A while back I had the opportunity to work directly with Sound Editor Richard Hymns - we flew him in an he and I spent about 3 days in my studio working with me to tweak some sound editing + design for the short film "Ana's Playground".
At the point at which he came in, the entire soundtrack for the film was mostly complete. We were chatting over lunch one day and he asked how I usually work when sound editing - if I worked in an "element-by-element" or a "scene-by-scene" protocol. I realized at that point that I had gone scene-by-scene, creating the soundtrack for the entire scene before moving into the next scene - amb/bkgrds/fx/foley all being cut into the film at the same time to create a more "finished version" of what the scene should feel like before moving onto the next shots. Richard confirmed that he can't work any other way but to build the scene top to bottom before moving on.

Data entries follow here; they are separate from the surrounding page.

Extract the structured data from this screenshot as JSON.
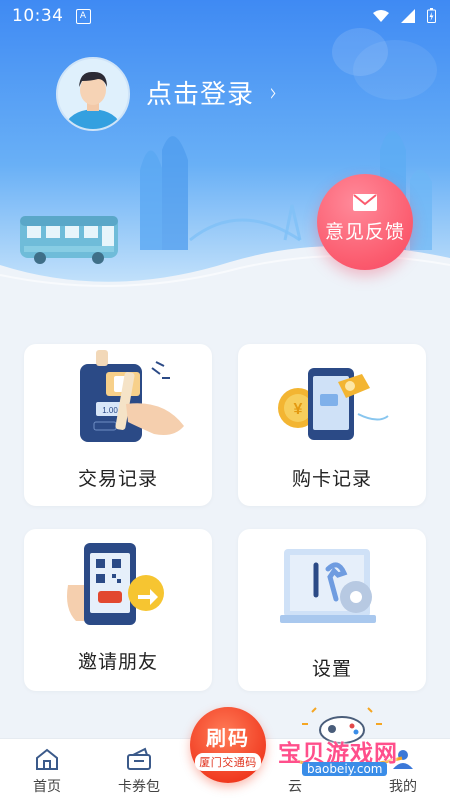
{
  "status_bar": {
    "time": "10:34",
    "notif_glyph": "A"
  },
  "header": {
    "login_text": "点击登录",
    "login_chevron": "›",
    "feedback_label": "意见反馈"
  },
  "cards": [
    {
      "label": "交易记录",
      "icon": "transaction-record-icon"
    },
    {
      "label": "购卡记录",
      "icon": "card-purchase-record-icon"
    },
    {
      "label": "邀请朋友",
      "icon": "invite-friends-icon"
    },
    {
      "label": "设置",
      "icon": "settings-icon"
    }
  ],
  "card_illustration_text": {
    "amount": "1.00"
  },
  "tabbar": {
    "tabs": [
      {
        "label": "首页",
        "icon": "home-icon"
      },
      {
        "label": "卡券包",
        "icon": "coupon-icon"
      },
      {
        "label": "云",
        "icon": "cloud-icon"
      },
      {
        "label": "我的",
        "icon": "profile-icon"
      }
    ],
    "scan_button": {
      "label": "刷码",
      "sublabel": "厦门交通码"
    }
  },
  "watermark": {
    "text": "宝贝游戏网",
    "url": "baobeiy.com"
  },
  "colors": {
    "header_top": "#3f8af3",
    "feedback": "#fb5a6d",
    "scan_button": "#f0391f",
    "background": "#eef3f9"
  }
}
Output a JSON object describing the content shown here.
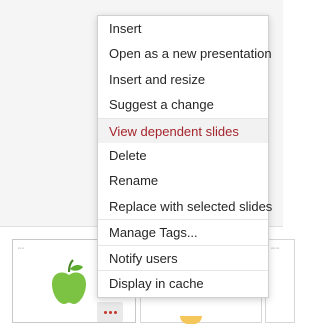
{
  "menu": {
    "items": [
      {
        "label": "Insert"
      },
      {
        "label": "Open as a new presentation"
      },
      {
        "label": "Insert and resize"
      },
      {
        "label": "Suggest a change"
      },
      {
        "label": "View dependent slides"
      },
      {
        "label": "Delete"
      },
      {
        "label": "Rename"
      },
      {
        "label": "Replace with selected slides"
      },
      {
        "label": "Manage Tags..."
      },
      {
        "label": "Notify users"
      },
      {
        "label": "Display in cache"
      }
    ],
    "highlighted_item": "View dependent slides"
  },
  "colors": {
    "highlight_text": "#a4262c",
    "highlight_bg": "#f2f2f2",
    "more_dots": "#c0392b",
    "apple_green": "#7cc243",
    "apple_stem": "#4a8a2a"
  },
  "thumbnails": {
    "more_button_icon": "more-options-icon",
    "slide_icon": "apple-icon"
  }
}
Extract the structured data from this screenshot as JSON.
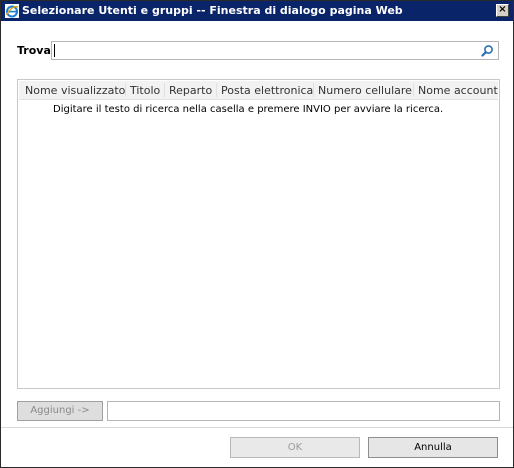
{
  "window": {
    "title": "Selezionare Utenti e gruppi -- Finestra di dialogo pagina Web",
    "close_label": "×"
  },
  "search": {
    "label": "Trova",
    "value": "",
    "icon": "search-icon"
  },
  "results": {
    "columns": [
      "Nome visualizzato",
      "Titolo",
      "Reparto",
      "Posta elettronica",
      "Numero cellulare",
      "Nome account"
    ],
    "hint": "Digitare il testo di ricerca nella casella e premere INVIO per avviare la ricerca."
  },
  "add": {
    "button_label": "Aggiungi ->",
    "value": ""
  },
  "footer": {
    "ok_label": "OK",
    "cancel_label": "Annulla"
  },
  "colors": {
    "titlebar": "#0a246a",
    "panel_header": "#f2f2f2"
  }
}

Last year I sound edited the feature "Stuck Between Stations" - a drama with very little action, much different than "Ana's Playground". This time, I found myself working in the opposite fashion - cutting in amb/bkgrds beginning to end before moving onto foley, then fx, etc.

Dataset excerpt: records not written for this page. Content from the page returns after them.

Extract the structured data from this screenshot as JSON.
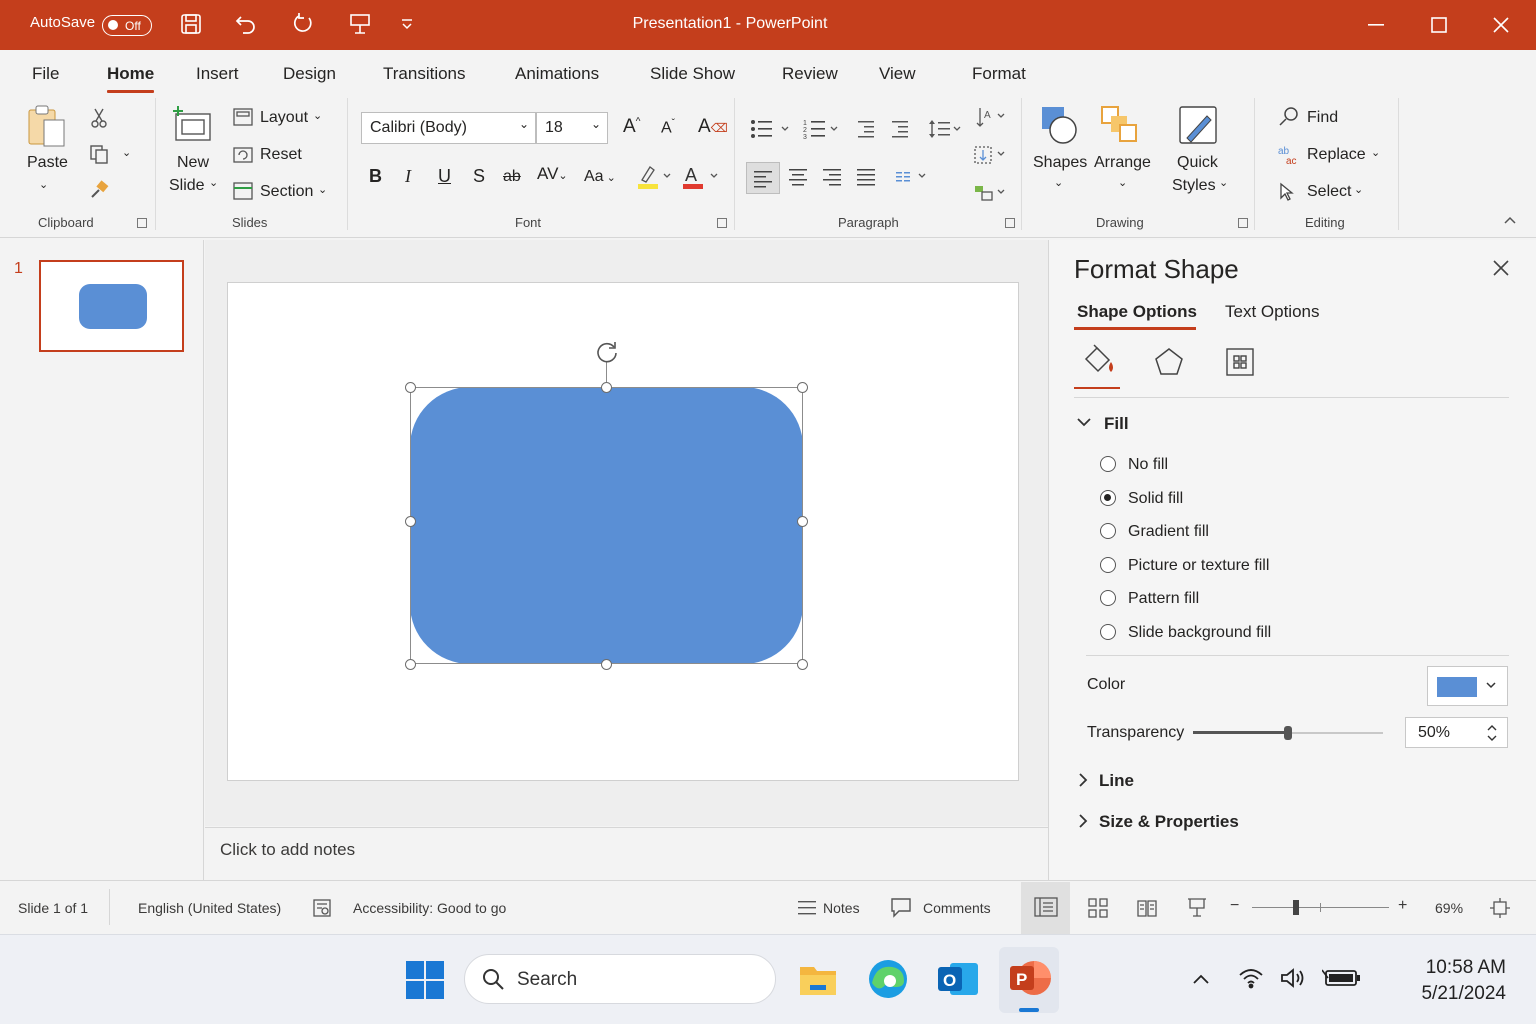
{
  "titlebar": {
    "autosave_label": "AutoSave",
    "autosave_state": "Off",
    "title": "Presentation1  -  PowerPoint"
  },
  "tabs": [
    "File",
    "Home",
    "Insert",
    "Design",
    "Transitions",
    "Animations",
    "Slide Show",
    "Review",
    "View",
    "Format"
  ],
  "active_tab": "Home",
  "ribbon": {
    "clipboard": {
      "paste": "Paste",
      "label": "Clipboard"
    },
    "slides": {
      "new_slide_1": "New",
      "new_slide_2": "Slide",
      "layout": "Layout",
      "reset": "Reset",
      "section": "Section",
      "label": "Slides"
    },
    "font": {
      "font_name": "Calibri (Body)",
      "font_size": "18",
      "label": "Font",
      "aa": "Aa"
    },
    "paragraph": {
      "label": "Paragraph"
    },
    "drawing": {
      "shapes": "Shapes",
      "arrange": "Arrange",
      "quick_1": "Quick",
      "quick_2": "Styles",
      "label": "Drawing"
    },
    "editing": {
      "find": "Find",
      "replace": "Replace",
      "select": "Select",
      "label": "Editing"
    }
  },
  "thumbnails": {
    "slide_number": "1"
  },
  "notes_placeholder": "Click to add notes",
  "format_pane": {
    "title": "Format Shape",
    "tab_shape": "Shape Options",
    "tab_text": "Text Options",
    "fill_header": "Fill",
    "fill_options": [
      "No fill",
      "Solid fill",
      "Gradient fill",
      "Picture or texture fill",
      "Pattern fill",
      "Slide background fill"
    ],
    "selected_fill": "Solid fill",
    "color_label": "Color",
    "color_value": "#5a8fd5",
    "transparency_label": "Transparency",
    "transparency_value": "50%",
    "transparency_fraction": 0.5,
    "line_header": "Line",
    "size_header": "Size & Properties"
  },
  "statusbar": {
    "slide_info": "Slide 1 of 1",
    "language": "English (United States)",
    "accessibility": "Accessibility: Good to go",
    "notes": "Notes",
    "comments": "Comments",
    "zoom": "69%"
  },
  "taskbar": {
    "search": "Search",
    "time": "10:58 AM",
    "date": "5/21/2024"
  },
  "colors": {
    "accent": "#c43e1c",
    "shape": "#5a8fd5"
  }
}
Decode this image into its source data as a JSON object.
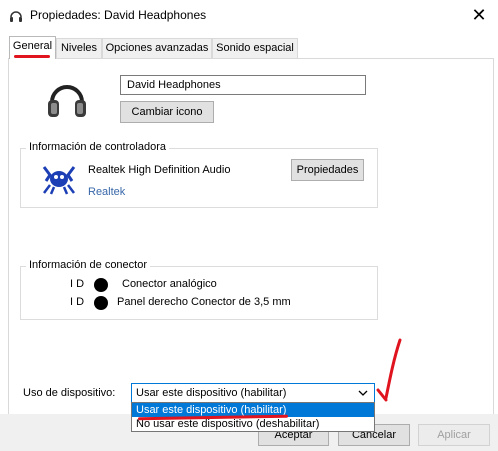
{
  "window": {
    "title": "Propiedades: David Headphones",
    "close": "✕"
  },
  "tabs": [
    {
      "label": "General"
    },
    {
      "label": "Niveles"
    },
    {
      "label": "Opciones avanzadas"
    },
    {
      "label": "Sonido espacial"
    }
  ],
  "general": {
    "device_name": "David Headphones",
    "change_icon_label": "Cambiar icono",
    "controller_group": {
      "title": "Información de controladora",
      "controller_name": "Realtek High Definition Audio",
      "vendor_link": "Realtek",
      "properties_label": "Propiedades"
    },
    "connector_group": {
      "title": "Información de conector",
      "rows": [
        {
          "id": "I D",
          "label": "Conector analógico"
        },
        {
          "id": "I D",
          "label": "Panel derecho Conector de 3,5 mm"
        }
      ]
    },
    "usage": {
      "label": "Uso de dispositivo:",
      "selected": "Usar este dispositivo (habilitar)",
      "options": [
        "Usar este dispositivo (habilitar)",
        "No usar este dispositivo (deshabilitar)"
      ]
    }
  },
  "buttons": {
    "ok": "Aceptar",
    "cancel": "Cancelar",
    "apply": "Aplicar"
  },
  "colors": {
    "accent": "#0078d7",
    "annotation": "#e0141e",
    "link": "#3767a9"
  },
  "icons": [
    "headphones-icon",
    "speaker-icon",
    "realtek-crab-icon",
    "chevron-down-icon"
  ]
}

I'm working on another short film right now and I'm finding I'm having much better luck building scene-by-scene than I would have going element-by-element.
Do you find that the way you build the soundtrack to a film depends on the type of story? The genre? The length of the film? The director? Does it change for you every project? Game time decision?